Elizabeth Spires, an award-winning poet, is also a respected children’s author. Her 1999 book, The Mouse of Amherst, introduced kids to the poems of Emily Dickinson. In I Heard God Talking to Me, Spires sets about acquainting youngsters with the work of another great American artist, sculptor William Edmondson. Through a series of 23 simple, often whimsical poems, Spires gives voice to some of Edmondson’s creations. Her verse appears alongside full-page photographs of the sculptures that inspired them. Portraits of Edmondson by renowned photographers Louise Dahl-Wolfe and Edward Weston are also included.
William Edmondson was the son of freed slaves. Born on a plantation near Nashville in 1874, he was denied an education and worked at menial jobs until his mid-50s, when a religious vision inspired him to begin carving figures out of the limestone he scavenged from local quarries.
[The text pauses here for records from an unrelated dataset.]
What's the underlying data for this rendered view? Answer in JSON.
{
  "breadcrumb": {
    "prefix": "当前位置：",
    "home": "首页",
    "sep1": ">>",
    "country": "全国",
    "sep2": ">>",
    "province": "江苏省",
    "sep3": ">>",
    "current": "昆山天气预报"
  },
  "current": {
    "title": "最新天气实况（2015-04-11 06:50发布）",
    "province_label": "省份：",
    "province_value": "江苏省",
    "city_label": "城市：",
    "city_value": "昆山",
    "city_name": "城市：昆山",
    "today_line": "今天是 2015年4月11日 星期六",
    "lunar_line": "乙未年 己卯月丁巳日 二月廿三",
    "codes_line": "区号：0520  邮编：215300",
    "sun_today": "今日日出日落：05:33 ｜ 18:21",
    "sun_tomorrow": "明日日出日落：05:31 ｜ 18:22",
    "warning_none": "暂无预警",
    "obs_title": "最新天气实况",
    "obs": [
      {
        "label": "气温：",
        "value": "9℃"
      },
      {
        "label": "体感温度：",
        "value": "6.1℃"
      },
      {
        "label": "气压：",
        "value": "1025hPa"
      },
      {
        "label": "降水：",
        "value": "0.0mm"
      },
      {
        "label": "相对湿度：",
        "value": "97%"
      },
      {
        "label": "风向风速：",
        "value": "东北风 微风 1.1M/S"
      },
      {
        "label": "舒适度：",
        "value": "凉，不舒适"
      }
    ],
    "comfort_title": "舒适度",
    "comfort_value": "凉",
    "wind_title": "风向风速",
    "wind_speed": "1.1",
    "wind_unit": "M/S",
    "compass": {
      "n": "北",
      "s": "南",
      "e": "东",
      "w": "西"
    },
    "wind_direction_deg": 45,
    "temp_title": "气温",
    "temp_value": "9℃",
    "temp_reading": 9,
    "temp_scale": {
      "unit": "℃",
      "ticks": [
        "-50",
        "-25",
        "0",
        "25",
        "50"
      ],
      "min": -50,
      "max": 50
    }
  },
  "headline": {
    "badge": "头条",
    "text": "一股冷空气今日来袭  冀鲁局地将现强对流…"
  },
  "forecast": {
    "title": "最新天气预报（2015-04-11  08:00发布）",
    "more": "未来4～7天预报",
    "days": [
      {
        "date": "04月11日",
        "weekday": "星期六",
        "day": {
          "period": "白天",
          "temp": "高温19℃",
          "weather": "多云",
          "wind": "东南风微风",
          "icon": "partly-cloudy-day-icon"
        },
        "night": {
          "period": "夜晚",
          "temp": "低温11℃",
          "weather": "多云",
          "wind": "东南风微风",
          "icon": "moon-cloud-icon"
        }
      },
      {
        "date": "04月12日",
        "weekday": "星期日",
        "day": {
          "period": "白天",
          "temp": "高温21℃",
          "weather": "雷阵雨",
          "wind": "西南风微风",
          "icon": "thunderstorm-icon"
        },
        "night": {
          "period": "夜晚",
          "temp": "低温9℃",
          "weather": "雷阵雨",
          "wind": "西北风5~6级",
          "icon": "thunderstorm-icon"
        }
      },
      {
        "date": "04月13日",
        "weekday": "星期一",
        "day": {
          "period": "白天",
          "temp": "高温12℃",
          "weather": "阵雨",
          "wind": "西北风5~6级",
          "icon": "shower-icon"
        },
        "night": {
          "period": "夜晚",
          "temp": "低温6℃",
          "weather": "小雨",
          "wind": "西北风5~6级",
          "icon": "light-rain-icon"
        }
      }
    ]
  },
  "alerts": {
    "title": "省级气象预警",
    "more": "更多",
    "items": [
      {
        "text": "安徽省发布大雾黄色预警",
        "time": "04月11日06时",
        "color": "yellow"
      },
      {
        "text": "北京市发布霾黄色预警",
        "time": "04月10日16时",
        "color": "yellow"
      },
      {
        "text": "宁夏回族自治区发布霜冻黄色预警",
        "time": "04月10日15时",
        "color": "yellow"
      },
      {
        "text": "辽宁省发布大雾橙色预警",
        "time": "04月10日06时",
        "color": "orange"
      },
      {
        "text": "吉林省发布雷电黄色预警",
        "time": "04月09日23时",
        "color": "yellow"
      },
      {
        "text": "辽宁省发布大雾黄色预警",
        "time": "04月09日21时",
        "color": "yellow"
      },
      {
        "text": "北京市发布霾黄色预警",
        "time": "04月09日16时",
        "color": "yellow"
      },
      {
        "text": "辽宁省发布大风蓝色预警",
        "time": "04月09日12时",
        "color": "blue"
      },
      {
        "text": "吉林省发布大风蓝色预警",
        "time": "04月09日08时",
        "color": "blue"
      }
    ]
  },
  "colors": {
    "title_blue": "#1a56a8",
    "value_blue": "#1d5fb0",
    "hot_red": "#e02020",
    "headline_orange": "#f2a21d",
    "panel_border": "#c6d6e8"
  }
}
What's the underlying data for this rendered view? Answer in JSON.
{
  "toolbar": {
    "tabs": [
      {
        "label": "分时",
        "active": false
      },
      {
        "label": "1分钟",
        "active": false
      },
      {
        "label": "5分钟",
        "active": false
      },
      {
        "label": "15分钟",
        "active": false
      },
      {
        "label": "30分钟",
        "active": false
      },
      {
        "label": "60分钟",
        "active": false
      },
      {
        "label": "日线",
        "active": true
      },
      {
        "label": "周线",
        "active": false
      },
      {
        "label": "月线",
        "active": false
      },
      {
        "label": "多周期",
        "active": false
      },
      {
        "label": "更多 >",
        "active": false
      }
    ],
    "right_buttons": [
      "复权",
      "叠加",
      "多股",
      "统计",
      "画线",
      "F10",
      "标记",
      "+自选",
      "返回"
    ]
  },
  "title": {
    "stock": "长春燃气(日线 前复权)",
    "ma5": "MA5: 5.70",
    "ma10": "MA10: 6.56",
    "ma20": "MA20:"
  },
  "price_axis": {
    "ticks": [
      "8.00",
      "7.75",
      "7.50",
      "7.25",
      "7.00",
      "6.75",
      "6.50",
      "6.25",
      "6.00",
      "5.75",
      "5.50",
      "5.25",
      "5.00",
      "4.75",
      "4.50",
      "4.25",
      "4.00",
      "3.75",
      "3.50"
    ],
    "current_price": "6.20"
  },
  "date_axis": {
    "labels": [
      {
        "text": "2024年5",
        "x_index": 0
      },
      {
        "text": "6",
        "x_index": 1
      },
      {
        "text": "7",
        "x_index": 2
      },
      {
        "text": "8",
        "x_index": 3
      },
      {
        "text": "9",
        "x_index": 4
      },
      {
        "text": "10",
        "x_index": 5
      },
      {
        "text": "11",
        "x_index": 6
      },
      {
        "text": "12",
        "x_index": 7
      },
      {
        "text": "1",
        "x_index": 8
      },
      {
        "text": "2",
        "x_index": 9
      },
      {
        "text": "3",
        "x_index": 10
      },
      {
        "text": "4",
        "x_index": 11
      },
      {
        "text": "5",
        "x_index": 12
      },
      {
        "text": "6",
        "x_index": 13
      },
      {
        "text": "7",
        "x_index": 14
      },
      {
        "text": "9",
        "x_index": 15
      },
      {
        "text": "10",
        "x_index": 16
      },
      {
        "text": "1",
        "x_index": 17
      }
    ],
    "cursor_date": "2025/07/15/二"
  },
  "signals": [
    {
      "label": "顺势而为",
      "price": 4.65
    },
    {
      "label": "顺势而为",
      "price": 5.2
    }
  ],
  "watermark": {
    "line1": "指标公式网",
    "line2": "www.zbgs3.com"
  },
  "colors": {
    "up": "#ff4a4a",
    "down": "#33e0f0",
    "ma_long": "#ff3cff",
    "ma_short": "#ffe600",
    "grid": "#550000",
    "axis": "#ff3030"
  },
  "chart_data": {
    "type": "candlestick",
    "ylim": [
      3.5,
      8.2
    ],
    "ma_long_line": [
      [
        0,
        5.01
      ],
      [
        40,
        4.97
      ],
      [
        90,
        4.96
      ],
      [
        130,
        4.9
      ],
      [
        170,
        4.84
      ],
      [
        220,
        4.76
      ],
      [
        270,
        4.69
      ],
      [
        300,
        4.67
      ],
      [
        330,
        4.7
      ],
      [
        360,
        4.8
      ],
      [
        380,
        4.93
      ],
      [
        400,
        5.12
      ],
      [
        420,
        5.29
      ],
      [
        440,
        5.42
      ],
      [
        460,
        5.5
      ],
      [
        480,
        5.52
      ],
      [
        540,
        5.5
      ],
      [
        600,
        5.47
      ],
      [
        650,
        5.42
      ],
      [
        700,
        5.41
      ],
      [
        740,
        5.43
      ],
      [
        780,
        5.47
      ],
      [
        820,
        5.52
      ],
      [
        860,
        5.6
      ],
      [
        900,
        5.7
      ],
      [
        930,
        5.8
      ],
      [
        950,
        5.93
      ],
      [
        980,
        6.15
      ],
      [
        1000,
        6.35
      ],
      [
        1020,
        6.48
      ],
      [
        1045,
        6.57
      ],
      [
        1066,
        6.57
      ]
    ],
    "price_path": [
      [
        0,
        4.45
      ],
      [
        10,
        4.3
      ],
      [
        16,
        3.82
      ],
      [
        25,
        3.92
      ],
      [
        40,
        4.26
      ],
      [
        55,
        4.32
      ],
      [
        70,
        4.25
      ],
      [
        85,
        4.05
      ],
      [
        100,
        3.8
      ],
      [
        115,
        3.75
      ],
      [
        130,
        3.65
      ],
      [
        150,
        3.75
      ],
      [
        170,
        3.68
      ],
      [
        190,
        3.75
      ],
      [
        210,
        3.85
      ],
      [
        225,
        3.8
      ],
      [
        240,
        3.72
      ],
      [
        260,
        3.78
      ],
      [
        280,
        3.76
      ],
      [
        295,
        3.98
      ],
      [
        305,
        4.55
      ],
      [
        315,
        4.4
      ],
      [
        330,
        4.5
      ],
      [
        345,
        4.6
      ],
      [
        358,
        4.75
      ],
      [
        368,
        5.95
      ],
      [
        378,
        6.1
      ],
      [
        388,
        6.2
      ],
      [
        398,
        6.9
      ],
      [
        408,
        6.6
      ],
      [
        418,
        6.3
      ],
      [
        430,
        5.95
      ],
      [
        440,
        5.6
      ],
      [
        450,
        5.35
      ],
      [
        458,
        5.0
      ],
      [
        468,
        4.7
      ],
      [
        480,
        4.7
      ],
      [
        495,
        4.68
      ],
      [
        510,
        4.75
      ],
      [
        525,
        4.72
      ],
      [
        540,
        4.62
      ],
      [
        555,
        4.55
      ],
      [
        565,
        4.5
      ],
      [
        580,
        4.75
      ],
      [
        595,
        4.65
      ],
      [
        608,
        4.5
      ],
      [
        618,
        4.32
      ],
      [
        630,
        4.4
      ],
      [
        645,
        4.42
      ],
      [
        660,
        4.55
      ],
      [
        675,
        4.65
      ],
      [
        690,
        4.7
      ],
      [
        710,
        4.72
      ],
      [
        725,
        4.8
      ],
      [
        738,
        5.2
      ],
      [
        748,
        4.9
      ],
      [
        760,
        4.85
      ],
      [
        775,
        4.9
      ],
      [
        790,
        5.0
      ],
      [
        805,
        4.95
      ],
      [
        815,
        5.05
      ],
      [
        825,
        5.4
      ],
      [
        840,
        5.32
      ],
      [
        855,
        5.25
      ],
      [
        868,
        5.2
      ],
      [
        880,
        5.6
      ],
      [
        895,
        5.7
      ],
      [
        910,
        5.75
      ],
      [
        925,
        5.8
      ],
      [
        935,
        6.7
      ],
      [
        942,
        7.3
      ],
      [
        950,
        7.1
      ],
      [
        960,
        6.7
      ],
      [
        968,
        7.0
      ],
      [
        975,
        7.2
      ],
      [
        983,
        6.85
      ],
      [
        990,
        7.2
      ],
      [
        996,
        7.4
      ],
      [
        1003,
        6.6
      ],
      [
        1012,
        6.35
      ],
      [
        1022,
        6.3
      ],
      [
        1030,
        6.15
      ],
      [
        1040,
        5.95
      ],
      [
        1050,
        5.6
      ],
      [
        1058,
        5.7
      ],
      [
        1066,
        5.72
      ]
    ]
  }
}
His work eventually came to the attention of the New York art world, and was featured in major exhibitions before his death in 1951. Despite critical acclaim, he made little money from his art, and his hometown was slow to recognize his talents. Ironically, he is regarded today as one of the finest artists Tennessee has produced.
The facts of Edmondson’s life are essential to understanding his work, particularly its religious themes. Spires outlines his biography in a brief essay, which is the only part of the book that young readers might have trouble navigating. Although Spires uses simple language, the realities of life for a black man in the segregated South and the nature of Edmondson’s religious inspiration are complicated subjects that children under 12 may need to have explained at greater length than this profile of Edmondson provides.
Spires’ poems, however, are accessible even to very young children. Most of them are lively first-person expressions from the sculptures. They have a confidential tone, a “just between you and me” quality that will appeal to most kids. For example, Edmondson’s fanciful Angel With a Pocketbook offers a good-natured rant in Spires’ accompanying poem:
Of course I’d rather be in heaven
than you-know-where, but I’ll confess
sometimes I miss how real the earth was,
miss lipstick, hairdos, the sound of my high heels
click-click-clicking on the sidewalk,
pocketbook swinging at my side.
There are more somber poems, including a few such as “Hands” and “Ararat,” in which Spires speaks for the artist rather than his creations, but overall the book has a light touch.
Although the stark, black and white layout of the book won’t have immediate eye appeal for most young readers, I Heard God Talking to Me is an excellent introduction to Edmondson’s work. Spires’ poems are an invitation to imaginative engagement with the sculptures, and they’ll likely inspire children to create their own stories in response.